I guess this is a review of sorts, so here's the review part: you should buy Tech by Androda's new 7MB Macintosh Portable RAM card. On my DVT prototype O.G. (non-backlit) Macintosh Portable, I get a total of 8MB of RAM as expected from 1MB on board and 7MB on the card, and System 6 works great. The card is compatible with both backlit and non-backlit machines, though on the backlit system you'll only get 5MB total without tapping one of the PDS slot addressing lines. When they're back in stock, get one, because finding RAM cards of any size (let alone maxxed out) for the Portable is difficult, and the older MacEffects 8MB upgrade — pricier but giving you up to 9MB — is no longer being made due to a lack of chip supply.
Wait, you say you want pictures of this prototype Macintosh Portable? Including its beta OS version and System 7 pre-release presentation? Oh, well, then! No, you can't escape! Sit down and watch my slide show!

Tuesday, May 30, 2023

Refurb weekend: Commodore 128DCR

No question: the Commodore 128D is the finest Commodore 8-bit ever made. On this I tolerate no dissent, and that's not just because I sometimes hang out with Bil Herd. It's a 128, so it's got VDC graphics, 128K and 2MHz operation, but because it's a 128 it's also a 64. It's also an upgraded 128 with the fixed ROMs, (in this North American 128DCR) 8568 VDC and 64K of VDC memory, it's got a built-in 1571 (Commodore's finest 5.25" disk drive), and it doesn't have an external power brick. Plus, even though it has the desktop footprint of a 128, the detachable keyboard means you can just put a monitor on top of it (and the steel-cased North American 128DCR handles that very well) just like you can't with a flat 128, and you either get an actual cooling fan with the plastic 128D or the solder points to put one in a steel 128DCR. My only complaint is that the consolidated DCR motherboard is nearly devoid of socketed ICs, making it a little tough to do component level repair on. I like spares, so I have four DCRs, all of which completely or mostly work (and two spare keyboards, one rather yellow but fully functional and one even more yellow and useful just for parts).

This particular 128DCR has been a constant presence on my desk since the mid-1990s when I first got it as an upgrade from my ailing flat 128. But it has one flaw: it doesn't have a working CIA Time-of-Day clock, which isn't used much by software, so I never bothered to do anything about it. This was tricky when developing TOTP-C64, since the 30 second timer between emitting TOTP codes uses the TOD clock for maximum interval accuracy (the 50/60Hz Timer A interrupt that drives the TI/TI$ jiffy clock can be stalled and lose time, whereas the TOD clock is based on the AC mains frequency and thus is as accurate as your plugged-in wall clock); one of my portable SX-64 systems, my second favourite Commodore 8-bit, handled that portion of testing instead.

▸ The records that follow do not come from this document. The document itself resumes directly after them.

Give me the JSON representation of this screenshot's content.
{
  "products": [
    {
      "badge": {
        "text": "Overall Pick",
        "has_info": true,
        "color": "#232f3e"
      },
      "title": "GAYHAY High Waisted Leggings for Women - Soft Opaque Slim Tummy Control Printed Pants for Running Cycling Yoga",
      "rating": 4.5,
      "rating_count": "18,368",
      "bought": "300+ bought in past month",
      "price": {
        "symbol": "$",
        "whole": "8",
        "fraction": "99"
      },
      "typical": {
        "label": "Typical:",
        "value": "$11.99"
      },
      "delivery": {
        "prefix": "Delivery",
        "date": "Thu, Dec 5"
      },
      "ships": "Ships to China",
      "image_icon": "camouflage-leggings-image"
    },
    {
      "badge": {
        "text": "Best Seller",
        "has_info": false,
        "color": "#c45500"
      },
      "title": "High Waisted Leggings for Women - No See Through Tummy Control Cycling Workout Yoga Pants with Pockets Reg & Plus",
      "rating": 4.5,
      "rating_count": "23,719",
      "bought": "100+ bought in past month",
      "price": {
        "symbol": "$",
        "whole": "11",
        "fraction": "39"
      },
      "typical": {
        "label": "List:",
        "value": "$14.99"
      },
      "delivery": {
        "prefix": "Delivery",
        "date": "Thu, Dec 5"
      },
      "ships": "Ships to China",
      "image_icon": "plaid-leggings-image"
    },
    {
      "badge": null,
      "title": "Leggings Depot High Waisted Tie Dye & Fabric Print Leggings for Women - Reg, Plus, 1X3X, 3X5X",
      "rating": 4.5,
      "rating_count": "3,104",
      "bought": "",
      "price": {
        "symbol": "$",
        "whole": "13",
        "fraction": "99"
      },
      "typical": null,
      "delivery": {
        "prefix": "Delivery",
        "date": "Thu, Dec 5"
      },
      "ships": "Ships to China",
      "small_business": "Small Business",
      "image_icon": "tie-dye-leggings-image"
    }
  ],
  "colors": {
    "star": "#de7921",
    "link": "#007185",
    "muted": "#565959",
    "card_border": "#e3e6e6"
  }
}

Well, now that I've got a new Ultimate II+L cartridge in fire-engine red with its own real-time clock (among other great features), I'd like to update TOTP-C64 to support it and I'd rather do it on the 128DCR. That means we should fix the TOD clock. And that means ... a Refurb Weekend!